Philip Thiel, “Unique Profession, Unique Preparation”, Journal of Architectural Education (1947-1974), Vol. 17, No. 1 (Oct., 1962), pp. 8-13.
Key terms: uniqueness of profession, the human space (one part physical, one part perceptual),
Lynda Schneekloth, Robert Shibley, “Implacing Architecture into the Practice of Placemaking”, Journal of Architectural Education, Vol. 53, No. 3 (Feb., 2000), pp. 130-140
Key terms: the common implacement of architecture, placemaking, synthetic mix of knowledges
The high style
Gülsüm Baydar Nalbantoğlu, “Beyond Lack and Excess: Other Architectures/OtherLandscapes”, Journal of Architectural Education, Vol. 54, No. 1 (Sept., 2000), pp. 20-27.
Key terms: nonarchitecture, the discipline’s self-constructed boundaries, obsessions of the architectural discipline
Richard Schein, “Cultural Landscape Studies: Reception and the Social Mediation of Meaning”, Journal of the Society of Architectural Historians, Vol. 65, No. 1. (Mar., 2006), pp. 17-18.
Key terms: focus on reception, the place of landscape, vernacular

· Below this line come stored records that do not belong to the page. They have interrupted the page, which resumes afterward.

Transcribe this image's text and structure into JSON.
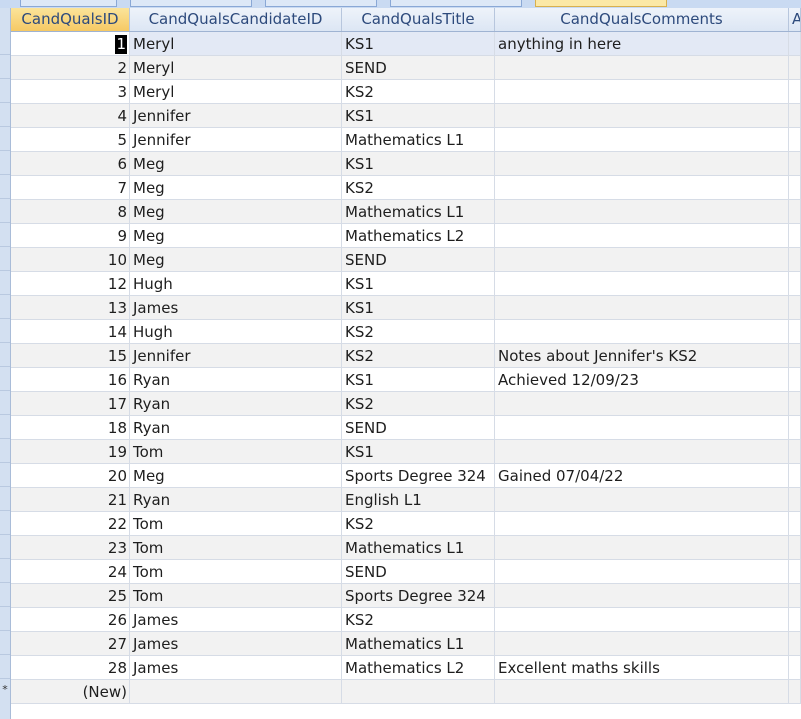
{
  "columns": [
    {
      "label": "CandQualsID"
    },
    {
      "label": "CandQualsCandidateID"
    },
    {
      "label": "CandQualsTitle"
    },
    {
      "label": "CandQualsComments"
    },
    {
      "label": "A"
    }
  ],
  "rows": [
    {
      "id": "1",
      "candidate": "Meryl",
      "title": "KS1",
      "comments": "anything in here"
    },
    {
      "id": "2",
      "candidate": "Meryl",
      "title": "SEND",
      "comments": ""
    },
    {
      "id": "3",
      "candidate": "Meryl",
      "title": "KS2",
      "comments": ""
    },
    {
      "id": "4",
      "candidate": "Jennifer",
      "title": "KS1",
      "comments": ""
    },
    {
      "id": "5",
      "candidate": "Jennifer",
      "title": "Mathematics L1",
      "comments": ""
    },
    {
      "id": "6",
      "candidate": "Meg",
      "title": "KS1",
      "comments": ""
    },
    {
      "id": "7",
      "candidate": "Meg",
      "title": "KS2",
      "comments": ""
    },
    {
      "id": "8",
      "candidate": "Meg",
      "title": "Mathematics L1",
      "comments": ""
    },
    {
      "id": "9",
      "candidate": "Meg",
      "title": "Mathematics L2",
      "comments": ""
    },
    {
      "id": "10",
      "candidate": "Meg",
      "title": "SEND",
      "comments": ""
    },
    {
      "id": "12",
      "candidate": "Hugh",
      "title": "KS1",
      "comments": ""
    },
    {
      "id": "13",
      "candidate": "James",
      "title": "KS1",
      "comments": ""
    },
    {
      "id": "14",
      "candidate": "Hugh",
      "title": "KS2",
      "comments": ""
    },
    {
      "id": "15",
      "candidate": "Jennifer",
      "title": "KS2",
      "comments": "Notes about Jennifer's KS2"
    },
    {
      "id": "16",
      "candidate": "Ryan",
      "title": "KS1",
      "comments": "Achieved 12/09/23"
    },
    {
      "id": "17",
      "candidate": "Ryan",
      "title": "KS2",
      "comments": ""
    },
    {
      "id": "18",
      "candidate": "Ryan",
      "title": "SEND",
      "comments": ""
    },
    {
      "id": "19",
      "candidate": "Tom",
      "title": "KS1",
      "comments": ""
    },
    {
      "id": "20",
      "candidate": "Meg",
      "title": "Sports Degree 324",
      "comments": "Gained 07/04/22"
    },
    {
      "id": "21",
      "candidate": "Ryan",
      "title": "English L1",
      "comments": ""
    },
    {
      "id": "22",
      "candidate": "Tom",
      "title": "KS2",
      "comments": ""
    },
    {
      "id": "23",
      "candidate": "Tom",
      "title": "Mathematics L1",
      "comments": ""
    },
    {
      "id": "24",
      "candidate": "Tom",
      "title": "SEND",
      "comments": ""
    },
    {
      "id": "25",
      "candidate": "Tom",
      "title": "Sports Degree 324",
      "comments": ""
    },
    {
      "id": "26",
      "candidate": "James",
      "title": "KS2",
      "comments": ""
    },
    {
      "id": "27",
      "candidate": "James",
      "title": "Mathematics L1",
      "comments": ""
    },
    {
      "id": "28",
      "candidate": "James",
      "title": "Mathematics L2",
      "comments": "Excellent maths skills"
    }
  ],
  "new_row": {
    "id": "(New)",
    "selector_glyph": "*"
  },
  "colors": {
    "header_bg": "#dce6f4",
    "selected_header": "#f6c964",
    "alt_row": "#f2f2f2",
    "current_row": "#e3e9f5",
    "header_text": "#2d4a7c"
  }
}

- Upton’s article refers to the importance of architecture as a profession to the first strategy of architectural history. Only through specialized education could one truly have the proper knowledge to understand what to do in which setting, and design high architecture as a apposed to low. In the article. “Implacing Architecture into the Practice of Placemaking”, Shibley states: “the common implacement of architecture within the paradigm of expert culture is a modern practice even though architecture itself is very old and has contributed to the making of the world for centuries.” However most of the built world has always been the work of nonarchitects. In history architects claims to expertise have tried to differentiate it from the work of these nonarchitects. Much of architectural history draws from the work of nonarchitects, and now modern work, which has it basis from precedents in history, claim to be superior to the vernacular with their high style. The high style would have no basis if it were not for the work of nonarchitects and the vernacular.The term high style or high architecture was driven from the idea that architects as professionals had a higher understanding and level of sophistication than nonarchitects. Therefore work by a nonarchitect was not considered to be true architecture. The article “Beyond Lack and Excess: Other Architectures/OtherLandscapes” discusses the term nonarchitecture coined by believers in the high style, and how the synthesis of this nonarchitecture sets up self-constructed boundaries in the discipline. If much of what was coined nonarchitecture explores are the same ideas and parallel issues that fascinate architects, and are obsessions of the architectural discipline, it leaves one to wonder why nonarchitecture would be excluded.Like Upton Schein desires a new type of architectural history. In his article: “Cultural Landscape Studies: Reception and the Social Mediation of Meaning” he states that his goal is not to “excavate in order to recover the foundational or essential intention behind or meaning of a building’s design or construction.” (Schein, pp. 17) The first strategy for architectural history assumes aesthetic universals and a distinction between creator and audience; however, universals demand norms of perception. Therefore the first strategy cannot remain afloat if one is to consider the infinite possibilities in terms of the users perceptions. Schein desires to start with the buildings reception, in other words the meanings discovered by the users that are unintended and uncontrolled by the architect. This means the distinction between high style and vernacular has no place in the users perception as the core idea associated with a project is no longer relevant in the eyes of the user, who is unlikely to ever boil a project down to its bare idea.